There was resistance to the laws in the free states. As notes, “… most Northern states intentionally neglected to enforce” the 1793 law, with some establishing laws making it more difficult for slaveowners to recapture their slaves. There was also resistance to the 1850 law: “States like Vermont and Wisconsin passed new measures intended to bypass and even nullify the law…” At the same time, individuals assisted runaway slaves, including helping slaves migrate to Canada. Groups of activists in the North even physically liberated escaped slaves from federal control.

The current tension between a U.S. government intent on apprehending and deporting large numbers of undocumented immigrants and states, localities, and individuals working to shield these individuals from immigration enforcement is reminiscent of this history.

One parallel is the wide resistance from non-federal governments to both the fugitive slave laws and immigration enforcement. An article in The New York Times reports that five states “limit how much the local police can cooperate with federal immigration agents” and that over six hundred counties across the U.S. “limit how much the local police cooperate with requests from federal authorities to hold immigrants in detention.” Similarly, many big cities “have reaffirmed plans to defy the administration and act as a kind of bulwark against mass deportations.” In an unpublished paper, Allan Colbern cites a scholar who notes that the city of Chicago refused to enforce fugitive slave law in the 1850s and that today it similarly balks at enforcing immigration law. (At the same time, some localities currently resisting immigration enforcement are located in former slave states.)

Another parallel is the financial threat for interfering with federal law. As with the ability to fine those protecting fugitive slaves, the federal government apparently can withhold federal money from localities that restrict local law enforcement from passing along information to immigration authorities about the immigration status of prisoners. The Trump administration has threatened to punish localities in this way for not cooperating with immigration authorities.

A third parallel is the involvement of individuals in protecting those being pursued, whether slaves or immigrants. The New York Times reports that “members of churches and synagogues are again offering their houses of worship as sanctuaries for undocumented people fearing deportation…” Hundreds of houses of worship are either providing refuge for undocumented immigrants in their buildings or are providing resources such as legal aid. Families in various states also are making their homes available as safe havens for undocumented immigrants. Moreover, a “modern-day underground railroad” may be created to help undocumented individuals move “house-to-house or into Canada.” (Similarly, a farmer in southern France has helped smuggle migrants through France without compensation and has criticized the government for blocking the entrance of African migrants from Italy. (See here and here.))

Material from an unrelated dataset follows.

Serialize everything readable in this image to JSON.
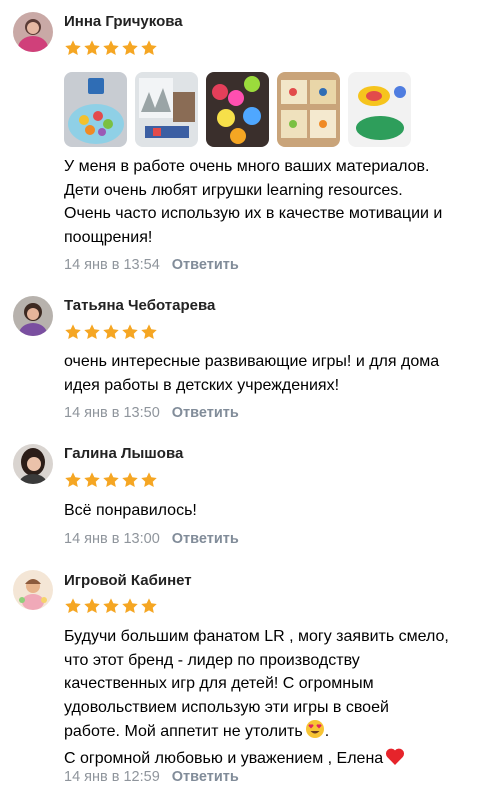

Furthermore, resisting immoral institutions is a likely motivation behind the efforts to assist both runaway slaves and undocumented immigrants, whether the institution is slavery or immigration restrictions (or at least deportation). People generally won’t help murder suspects or convicts on the run, but they might help individuals who are oppressed for reasons beyond their control, such as the color of their skin or their place of birth. (In the case of local governments limiting their cooperation with immigration authorities, the motivation often may be concerns that collaboration with those authorities would interfere with law enforcement because residents fearful of immigration enforcement might be unwilling to report crimes to the local police.)

The Fugitive Slave Laws were eventually repealed during the Civil War, and slavery itself was abolished shortly after the war. Hopefully, immigration restrictions will disappear as well in the not too distant future.